Book Review by Debbie Winkler
It is 1644 and Parliament’s armies have risen against King Charles I. The rebels currently lay siege to the city of York, the home of Lady Bridget Hodgson, a midwife. Bridget continues to deliver babies and look after her new mothers while praying for a quick resolution to the conflict. When one of her friends, Esther Cooper, is convicted of murdering her husband, Bridget must act quickly to prevent Esther from burning at the stake. Bridget joins forces with her mysterious new maid, Martha Hawkins, and tracks down clues through the city – clues that lead to a conspiracy amongst the most powerful in regards to the new balance of power.
I always a good historical mystery and loved The Midwife’s Tale! Lady Bridget Hodgson is based on a real person (as I learned in the author’s epilogue) and it was absolutely delightful to read about this volatile period through her eyes. Bridget has been twice widowed and her children passed away when they were young. She is beautiful, still young enough to bear more children and is quite wealthy so she doesn’t lack for suitors, but Bridget enjoys her independence too much to wed again. Instead, Bridget focuses on her duties as a midwife, which are varied and grant her a great deal of power for a woman in the 1600s. Not only does a midwife deliver babies, but she ferrets out the information about parentage to ensure that children are supported financially. The midwife uses coercion, force or fear to persuade unwed mothers to name the father of their babe. If they refuse, they will not help with the labor or delivery, which is too terrifying to go through alone! The midwife also has a group of women, called gossips, who help out in the different households. They pass information along about all members of society, both high and low, and I think their husbands would be shocked and dismayed to realize how observant most of these women are! There are few secrets in the town of York and Bridget seems to be involved in uncovering the few that remain. I loved learning about the midwives and found it fascinating to learn about the treatments and methods used in this time period.
Bridget is a strong female character, as is her maid, Martha. I was delighted to see that Bridget’s fiercest rival is another female, but I was a little less delighted to see how thick-headed most of the men of the time seemed. I don’t know if it was because the information was coming from Bridget or because the author felt that men of the time really were that stupid, but most male characters were not credited with much intelligence. Bridget’s brother-in-law was the exception, but I wish that there could have been a better balance. Surely there would be at least a few enlightened males in the town of York who realized that women also possessed a brain, right? Surprisingly enough, this comes from a male author who should surely know better! Most of the men in the book are boorish, loutish and would-be-rapists simply waiting for an opportunity – I would never walk the streets alone! Will, who is the most sympathetic male character and Bridget’s nephew, was born with a clubfoot so he is a bit more sensitive than most of the males of his time, though he, too, needed a swift kick in the pants from time to time!

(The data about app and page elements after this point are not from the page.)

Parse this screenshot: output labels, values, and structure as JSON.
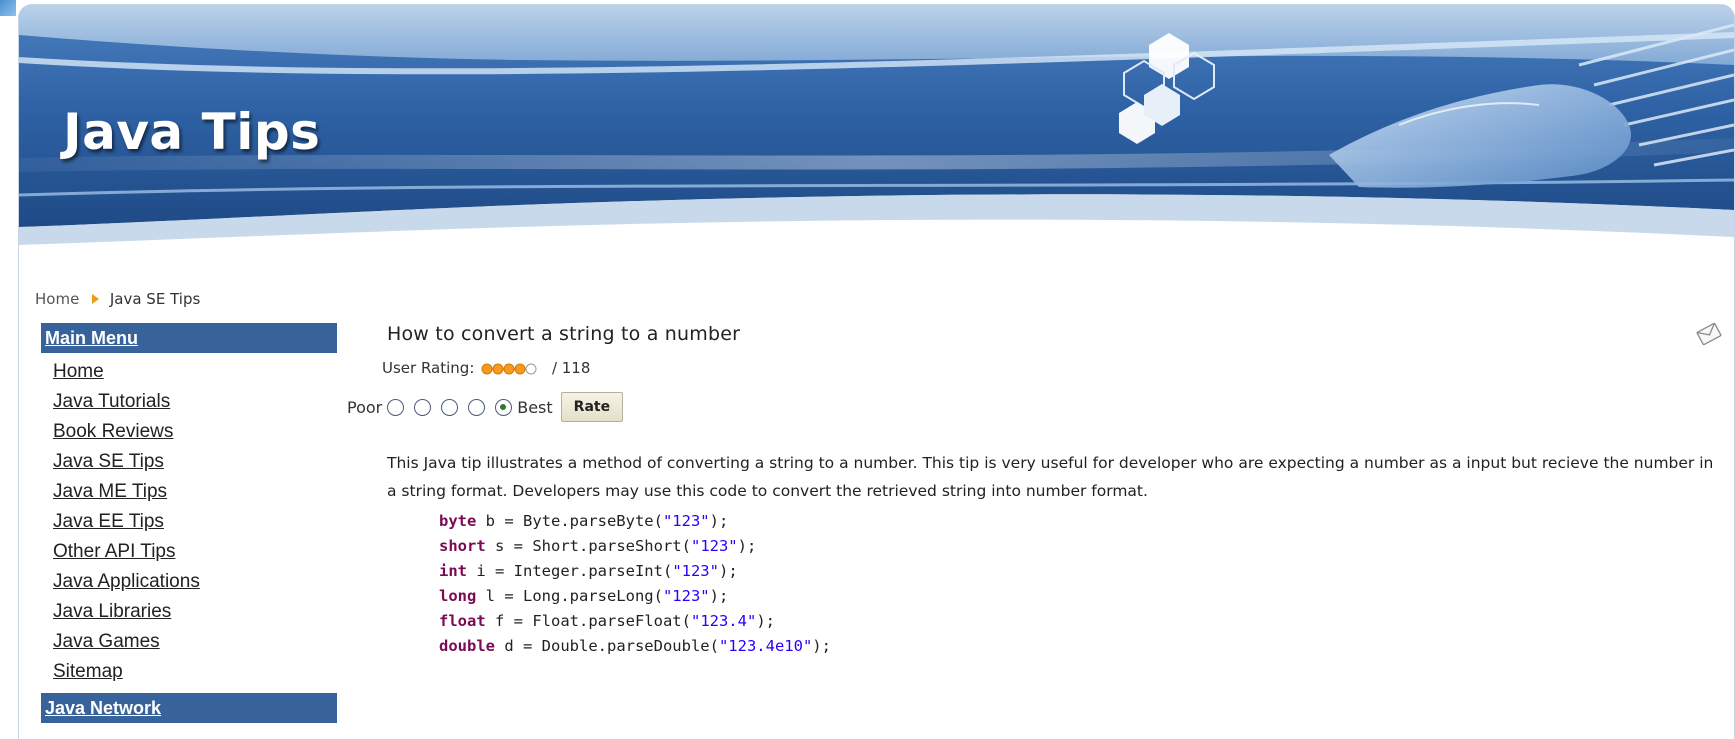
{
  "site": {
    "logo_text": "Java Tips"
  },
  "breadcrumb": {
    "items": [
      "Home",
      "Java SE Tips"
    ]
  },
  "sidebar": {
    "main_menu_title": "Main Menu",
    "items": [
      {
        "label": "Home"
      },
      {
        "label": "Java Tutorials"
      },
      {
        "label": "Book Reviews"
      },
      {
        "label": "Java SE Tips"
      },
      {
        "label": "Java ME Tips"
      },
      {
        "label": "Java EE Tips"
      },
      {
        "label": "Other API Tips"
      },
      {
        "label": "Java Applications"
      },
      {
        "label": "Java Libraries"
      },
      {
        "label": "Java Games"
      },
      {
        "label": "Sitemap"
      }
    ],
    "network_title": "Java Network"
  },
  "article": {
    "title": "How to convert a string to a number",
    "rating_label": "User Rating:",
    "rating_count": "/ 118",
    "rating_value": 4,
    "rating_max": 5,
    "vote_poor_label": "Poor",
    "vote_best_label": "Best",
    "vote_options": 5,
    "vote_selected": 5,
    "rate_button_label": "Rate",
    "description": "This Java tip illustrates a method of converting a string to a number. This tip is very useful for developer who are expecting a number as a input but recieve the number in a string format. Developers may use this code to convert the retrieved string into number format.",
    "code_lines": [
      {
        "keyword": "byte",
        "pre": " b = Byte.parseByte(",
        "str": "\"123\"",
        "post": ");"
      },
      {
        "keyword": "short",
        "pre": " s = Short.parseShort(",
        "str": "\"123\"",
        "post": ");"
      },
      {
        "keyword": "int",
        "pre": " i = Integer.parseInt(",
        "str": "\"123\"",
        "post": ");"
      },
      {
        "keyword": "long",
        "pre": " l = Long.parseLong(",
        "str": "\"123\"",
        "post": ");"
      },
      {
        "keyword": "float",
        "pre": " f = Float.parseFloat(",
        "str": "\"123.4\"",
        "post": ");"
      },
      {
        "keyword": "double",
        "pre": " d = Double.parseDouble(",
        "str": "\"123.4e10\"",
        "post": ");"
      }
    ]
  },
  "icons": {
    "email": "email-icon",
    "breadcrumb_separator": "arrow-right-icon",
    "rating": "star-rating-icon"
  },
  "colors": {
    "menu_header_bg": "#37629a",
    "breadcrumb_arrow": "#f19a1a",
    "code_keyword": "#7b0a55",
    "code_string": "#2a00ff"
  }
}
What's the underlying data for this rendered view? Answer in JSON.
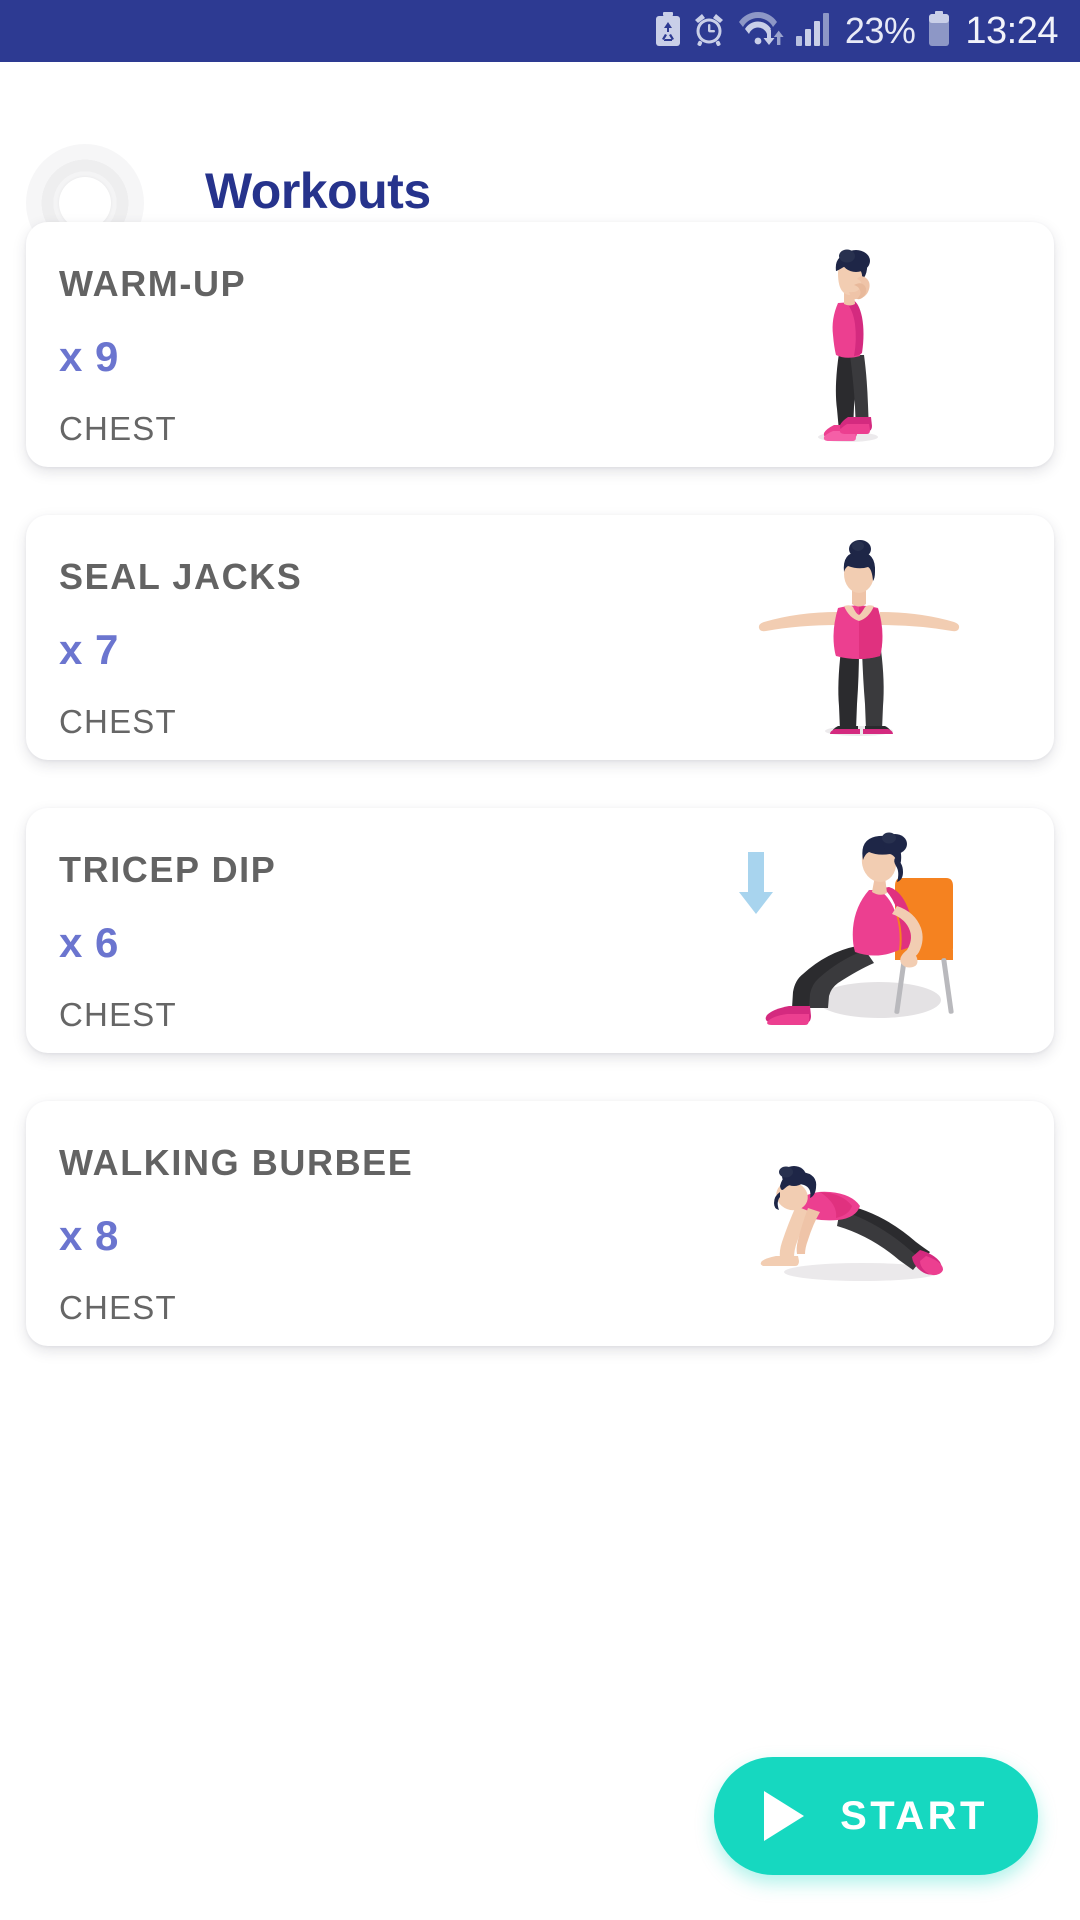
{
  "status_bar": {
    "background": "#2d3a92",
    "battery_percent": "23%",
    "time": "13:24",
    "icons": [
      "battery-saver-icon",
      "alarm-clock-icon",
      "wifi-icon",
      "signal-bars-icon",
      "battery-icon"
    ]
  },
  "header": {
    "title": "Workouts",
    "title_color": "#26338c",
    "back_label": "back-button"
  },
  "workouts": [
    {
      "name": "WARM-UP",
      "reps": "x 9",
      "muscle_group": "CHEST",
      "pose": "standing-side-pose"
    },
    {
      "name": "SEAL JACKS",
      "reps": "x 7",
      "muscle_group": "CHEST",
      "pose": "arms-out-front-pose"
    },
    {
      "name": "TRICEP DIP",
      "reps": "x 6",
      "muscle_group": "CHEST",
      "pose": "chair-dip-pose"
    },
    {
      "name": "WALKING BURBEE",
      "reps": "x 8",
      "muscle_group": "CHEST",
      "pose": "plank-pose"
    }
  ],
  "start_button": {
    "label": "START",
    "color": "#16d8c0",
    "icon": "play-icon"
  },
  "theme": {
    "reps_color": "#6b75cf",
    "name_color": "#636363",
    "group_color": "#666666",
    "card_background": "#ffffff",
    "page_background": "#ffffff",
    "accent_pink": "#e8368f",
    "accent_navy": "#26338c"
  }
}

The Midwife’s Tale is engagingly written and was a real page turner. I was engrossed in the mystery, though it really wasn’t that complicated. The book jacket makes it sound like the book’s sole focus is the murder of Esther’s husband, but there are so many other subplots going on that I found myself getting distracted and focusing on babies dying in childbirth, christening ceremonies, the murder of an infant boy, and much more. Ultimately, when the main mystery was solved, I found myself a bit disappointed. Not that I can condone murder, but the victims deserved death in this case and it seems like they met a fated end. I was heartbroken to discover the identity of the murderer and was not at all pleased that they were caught. It seems like Bridget had a warm, forgiving heart for many, but could be cold as stone to those she felt must pay for their sins.
The Midwife’s Tale is a fascinating glimpse into the past that will be sure to delight any who enjoy a good mystery. Modern readers will be horrified to learn about the pitiful conditions of most servants during this time period and will have a better understanding of why people clung to their faith. It is unreal to read about women being charged with treason because they rose up against their master or husband! I loved the historical details and appreciate that the author modernized the dialogue and writing just enough to enable the reader to easily understand the story. I am astonished to learn that this is Sam Thomas’s first book and will look forward with anticipation to more books written by this talented new author.
This book contains multiple scenes of death, including babies. Some bodies are described in more detail than others. There are multiple descriptions of labor and delivery, though nothing too explicit. Life was pretty filthy back then so be prepared for dirty streets, chamberpots and reeking privies. There are multiple scenes of attempted rape and several stories of rape. Chauvinism and other prejudices are portrayed in a historically accurate manner. There is some strong language. There are several scenes of drinking and drunkenness. Recommended for ages 16 and up.